The Journey Manager application server provides a sufficient amount of memory for you to do your work in which should be enough for most purposes. With Groovy scripts you don't have to manage memory: this is done automatically for you.

That said, be aware of the following.

  • If you read data from an external system into memory, take care not to read too much data into memory. For example, don't load 1 million data database rows into memory, or download all the content of Wikipedia.
  • If you need to cache very large amounts of data in memory (more than 1 GB), you may need to request the Journey Manager servers RAM be increased.

Managing Complexity

How big should your Groovy scripts get? There is no hard rule. Performance is not an issue. The main concern is ensuring your scripts are maintainable.

In Groovy, 500 lines of well written and properly commented script can be readily maintained, while another person while 50 lines of cryptic and compact script may be completely unintelligible. Remember compact code does not run faster, favour readability to make your code maintainable.

Create Separate Groovy Services

For larger scripts (more than 500 lines), consider decomposing them into separate Groovy Services which can then be called by your scripts.
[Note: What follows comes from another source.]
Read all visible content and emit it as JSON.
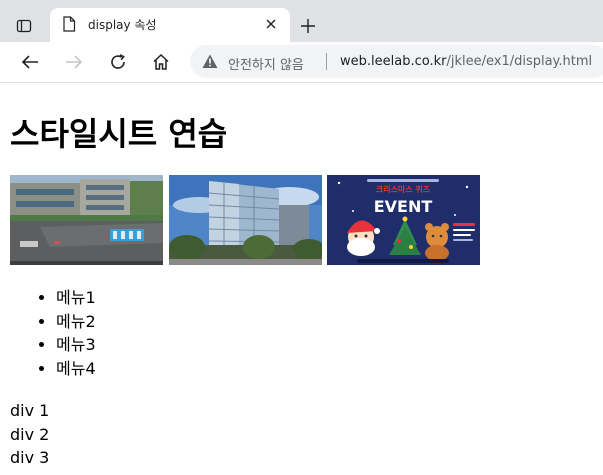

You can use this technique to re-use the same script block in multiple services, saving on development and testing effort.

import com.avoka.core.groovy.GroovyLogger as logger
import javax.servlet.http.*
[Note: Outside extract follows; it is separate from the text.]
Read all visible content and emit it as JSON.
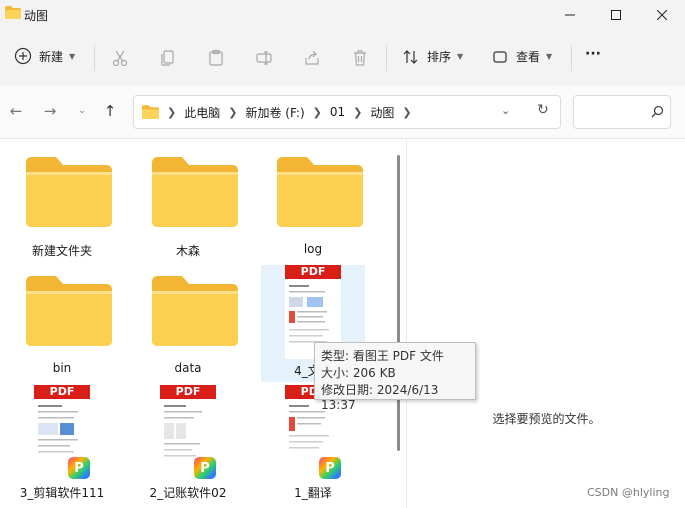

class ServiceInvokerService {

String invoke(SvcDef svcDef, Txn txn, HttpServletRequest request, User user) {

// Create a map of parameters
def parameters = [:]
parameters["txn"] = txn
parameters["user"] = user

// Invoke the Groovy service passing in the parameters
def result = new ServiceInvoker()
.setServiceName("My Service")

return result;

Use External Systems

In some cases, you can maintain complex business logic in another system and expose it to your Groovy Service via a remote service call. This provides similar benefits to script decomposition.

Secure Coding Practices

Journey Manager solutions are typically public facing, and involve the capture and handling of sensitive data. While developing a solution, you need to consider how to protect end users data and prevent criminals from hacking your solution. The Open Web Application Security Project Top 10 provides a great resource for developing secure web applications.

Logging Sensitive Data

By default Personally Identifiable Information (PII) transaction data is encrypted by Journey Manager, however, you need to be careful you don't accidentally log sensitive personal information to server log files or insecure data stores.

For example, don't do the following as this will write PII to the server log file:

println "Form Data: " + submissionXml "Form Data: " + submissionXml

JavaScript Cross Site Scripting Attacks

If your service is handling GET or POST request parameters, and using these in service calls or injecting them into XML form prefill data, you need to prevent criminals from attacking your solution with JavaScript based attacks.

Journey Manager provides a Security class to identify cross-site scripting (XSS) values based on the OWASP XSS Filter Evasion Cheat Sheet rules. The script example below is redirecting the user to a Not Authorized page if a URL request parameter contains a dangerous XSS value.

import com.avoka.core.groovy.GroovyLogger as logger
import javax.servlet.http.*

class FluentFormSecurityFilter {

String invoke(SvcDef svcDef, Txn txn, HttpServletRequest request, User user) {

def accountId = request.getParameter('accountId');

if (!Security.isXssSafeText(accountId)) {
throw new RedirectException('../not-authorized.htm')

return "";

SQL Injection Attacks

If you're using form data in database code, take care to prevent SQL injection attacks. Use prepared statements that automatically escape text values for you.

// Get the contact details out of the form submission XML
def xmlDoc = new XmlDoc(submissionXml)
def firstName = xmlDoc.getText("//Contact/FirstName")
def lastName = xmlDoc.getText("//Contact/LastName")
def email = xmlDoc.getText("//Contact/Email")

// Create a database SQL object
def sql = Sql.newInstance("jdbc:mysql://localhost:3306/mydb", "root", "password", "com.mysql.cj.jdbc.Driver")

// Use a prepare statement to insert values
sql.execute("insert into contact_record (first_name, last_name, email) values (?, ?, ?)", [firstName, lastName, email])